This Plastic Surgeon Says ‘Combo’ Procedures Are Trending, and Here’s Exactly What That Means


Like a lot of his colleagues in the field, Eugene, OR plastic surgeon Lee B. Daniel, MD says, even though his specialty is aesthetic surgery, he’s seen a solid surge in patients coming in who want to couple a “bigger” procedure with something nonsurgical—so much so that he’s experiencing a bit of a backlog at his practice and corresponding med-spa. Here’s what Dr. Daniel counts as the most popular combo treatments consumers are calling for this summer, and how they often segue between one and the other:

Are these combo procedures something you’ve seen gain popularity during the past year?

“When I came to Eugene 20 years ago, I think I was really the first person to start a full-on medi-spa. And, in those early years, it was loss leader!  I used it to generate traffic in my practice, because for a patient to come in for a surgical consultation, it’s a big deal, but for a patient to come in and have a facial, and run into the surgeon in the hallway, that’s less intimidating.

I’d like to consider myself a human being first, someone who is approachable, and a doctor second. As people have a chance to initially meet me through my spa side, they realize that I’m not some plastic surgeon to be put on a pedestal. Connecting on that the spa side has generated a large amount of traffic to the practice, and now it’s a huge part of the practice.

We currently have four aestheticians, and a couple of nurse injectors, and it’s just a normal segue to have patients come in and to feel comfortable with the office, the staff and then me, in general, and then maybe go further and proceed with surgical interventions. Of course, the other side is true as well—some patients come in first for surgical interventions, then we do some of the maintenance over at the spa after their facelift.”

Was there anything that was popular at the spa during the last year that surprised you?

“I’m the penultimate rule follower, and, at the beginning of the pandemic, we went into full-on lockdown and I shut my practice. We’re an elective cosmetic practice and it just didn’t make sense in the early days of quarantine to try to see if we could still do anything in the office, so we shut down for two-plus months. Then, as we started feeding back into it, I think that there were a lot of people who needed something to make themselves feel better about life.

Over the last year, as far as procedures go, we extended a lot of the surgery with what we have on the spa side with some of the machines—the electromagnetic technology like Emsculpt and Emsella, the DiamondGlow facials and some of the various skin-resurfacing treatments and such.

It’s been crazy busy—I’ve never been busier than I am with my surgical procedures now. I’m booking about 4 months out for the next available consult time…and that’s great, but I need another one of me to magically appear right now. If you ever saw the Michael Keaton movie, Multiplicity where he kept cloning himself, or Xeroxing himself, I wish I could do that!

The spa side does still feed me patients, and likewise, I do for them, but as far as a single procedure that picked up, when we first started coming back, people could wear their mask and I could inject their foreheads with Botox Cosmetic without taking off that mask, so that’s been consistently popular.

That was the first little inroads, but, again, being a rule follower, even doing facials was something we held off on—mainly because you’re right in somebody’s face, and you can’t wear a mask while you get one.

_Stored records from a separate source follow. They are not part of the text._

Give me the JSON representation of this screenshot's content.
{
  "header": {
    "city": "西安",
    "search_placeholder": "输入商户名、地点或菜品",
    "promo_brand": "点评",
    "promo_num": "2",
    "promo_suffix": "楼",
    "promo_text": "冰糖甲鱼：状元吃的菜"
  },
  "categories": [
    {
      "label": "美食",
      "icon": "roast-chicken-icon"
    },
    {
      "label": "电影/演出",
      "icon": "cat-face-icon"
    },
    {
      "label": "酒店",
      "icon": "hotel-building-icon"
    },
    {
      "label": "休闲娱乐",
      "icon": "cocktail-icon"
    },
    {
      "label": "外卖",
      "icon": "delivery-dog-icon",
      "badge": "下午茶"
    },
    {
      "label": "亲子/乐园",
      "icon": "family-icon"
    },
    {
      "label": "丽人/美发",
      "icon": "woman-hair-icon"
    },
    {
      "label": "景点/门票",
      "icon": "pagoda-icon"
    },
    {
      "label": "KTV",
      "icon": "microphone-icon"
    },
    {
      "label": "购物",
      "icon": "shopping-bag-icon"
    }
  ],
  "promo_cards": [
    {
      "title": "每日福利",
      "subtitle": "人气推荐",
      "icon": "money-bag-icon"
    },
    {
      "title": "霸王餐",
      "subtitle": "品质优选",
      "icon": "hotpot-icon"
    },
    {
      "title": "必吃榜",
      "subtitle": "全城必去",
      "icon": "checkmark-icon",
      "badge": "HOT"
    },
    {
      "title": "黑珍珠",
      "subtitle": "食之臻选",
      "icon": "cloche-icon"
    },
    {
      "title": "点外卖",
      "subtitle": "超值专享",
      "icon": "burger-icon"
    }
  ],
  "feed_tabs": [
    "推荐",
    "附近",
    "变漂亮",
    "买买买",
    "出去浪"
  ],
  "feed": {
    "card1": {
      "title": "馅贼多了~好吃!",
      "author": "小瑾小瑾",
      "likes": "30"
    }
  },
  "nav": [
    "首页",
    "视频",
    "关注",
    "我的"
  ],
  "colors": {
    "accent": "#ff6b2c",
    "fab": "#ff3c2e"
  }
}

Then, as we started looking at all the many Zoom conferences on how to manage your practice through COVID, we did all the right things but, and, at the same time, realized some of the nonsurgical stuff, like CoolSculpting, you could safely and accurately do and still wear a mask. The same goes for the electromagnetic muscle-stimulating machines. Those were things that we could still do while patients were masked up.

I got back into the operating room once we realized we had enough PPEs to do elective cosmetic surgery—because a facelift doesn’t equate to when someone has a hot gallbladder that needs to be removed right away—but the backlog that that created is something that I’m still dealing with, and that’s why I’m so busy with surgical procedures and consults right now.

I’m not arguing, but I typically have always tried to have Wednesday off. Mainly for my mental health, and I’ve got a neurosurgery buddy, and he and I go fishing. We like to do the fishing thing, and typically Wednesday is a sacred day. It’s also been a buffer day for me too. If I had the need to put somebody in on a Wednesday, maybe we’d fish half a day, or something like that, and now I’m working a lot of Wednesdays, so I’m having to fish on weekends, which is just a horrible problem to have, but it’s all right!”

Is there anything that you’re surprised has become popular as summer approaches?

“I don’t know that it’s any single thing that has become popular. Certainly, the nonsurgical stuff has been a boom, but the surgical stuff has as well. I think almost globally, my whole cosmetic practice has been a place for a lot of patients to go who were maybe only “thinking” about getting something done before. Now, they have some time to do a procedure like a mommy makeover—a combined breast and tummy, the mommy makeover thing, and it’s not uncommon to see three or four people per day for that procedure. But I think it’s safe to say every procedure has increased—it’s kind of crazy, but it’s a good problem for a surgeon to have!”